An employee died from injuries sustained while working with equipment that touched an overhead power line. A worker for the same company suffered injuries previously in a similar incident. Now the company faces almost half-a-million dollars in OSHA fines.
On Sept. 17, 2012, a crew employed by Highway Technologies, Inc., of Minneapolis was replacing guard rails on a 13-mile stretch of I-94 in Wisconsin.
OSHA issued 10 violations to Highway Technologies, six of them willful.
The six instance-by-instance willful violations are for failure to ensure that parts of the equipment being operated weren’t within 10 feet of a power line. These citations include instances of failure to ensure that any part of the machinery wasn’t within six feet of an overhead power line while the machinery was traveling beneath the lines.

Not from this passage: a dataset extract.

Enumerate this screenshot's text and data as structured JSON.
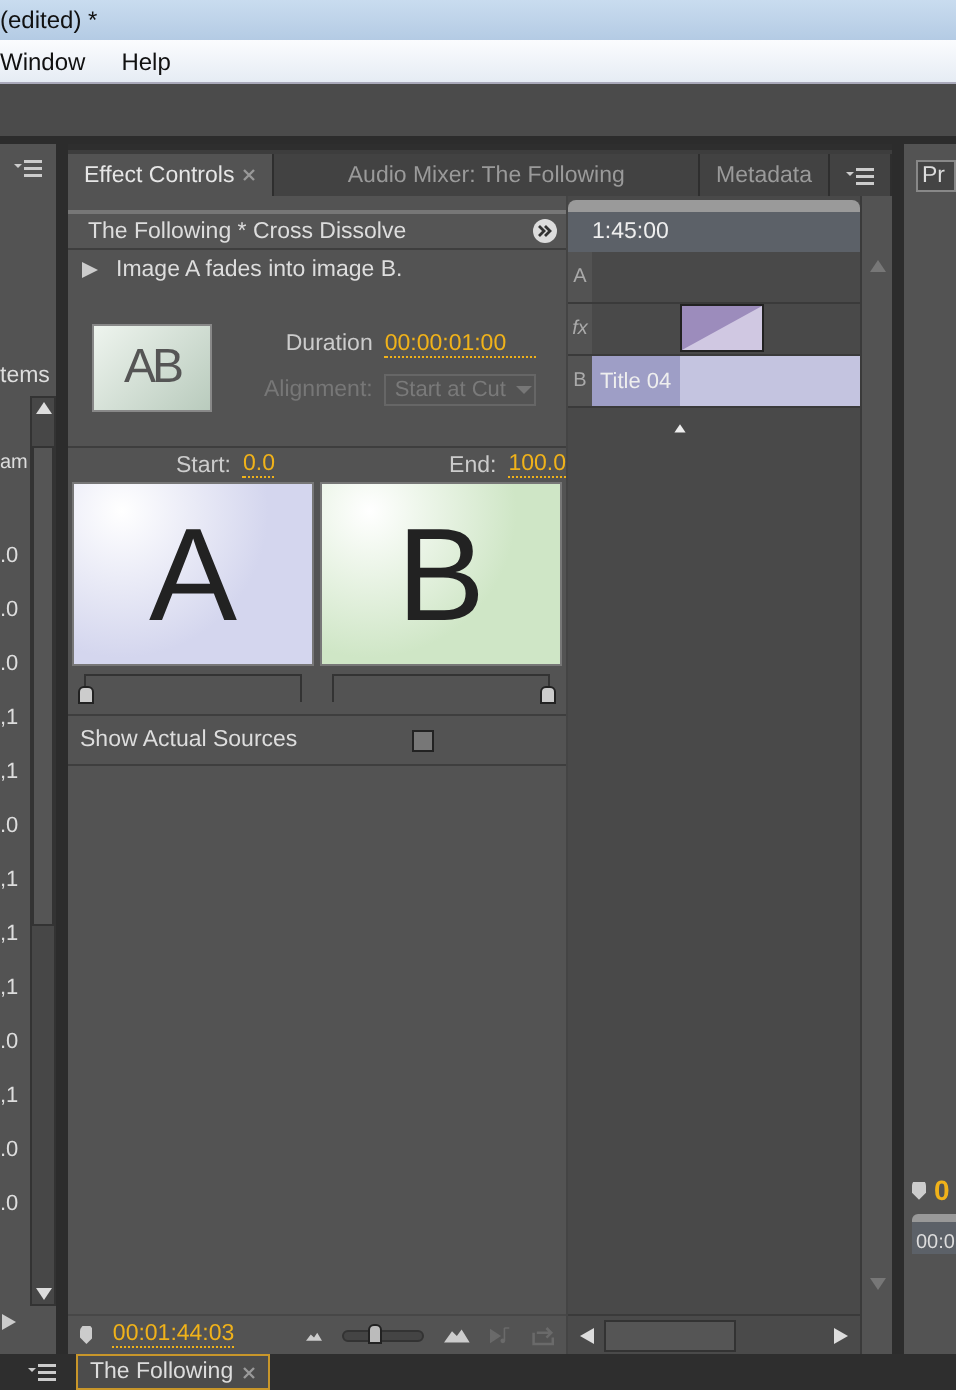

The company also faces four serious violations for failure to:
- identify electrical work zones
- determine if any part of the equipment being operated would be closer than 20 feet of a power line
- training each worker on safe clearance distances from power lines, and
- evaluate that each employee understood the training and risks of working near overhead power lines.
Before this investigation, Highway Technologies had been inspected by OSHA 10 times since 2007, with citations for nine serious violations.
One of the inspections was conducted because of an employee’s injuries suffered from contacting an overhead power line while installing a highway sign.
Due to the type of hazards and violations cited, OSHA has placed the company in its Severe Violator Enforcement Program (SVEP). The program requires follow-up inspections to ensure future compliance. The SVEP focuses on employers that endanger workers by committing willful, repeat or failure-to-abate violations. OSHA can inspect any of the employer’s facilities if it has reasonable grounds to believe there are similar violations.
Highway Technologies has 15 business days from when it received the citations to decide whether to comply. One option is to appeal them to the independent Occupational Safety and Health Review Commission.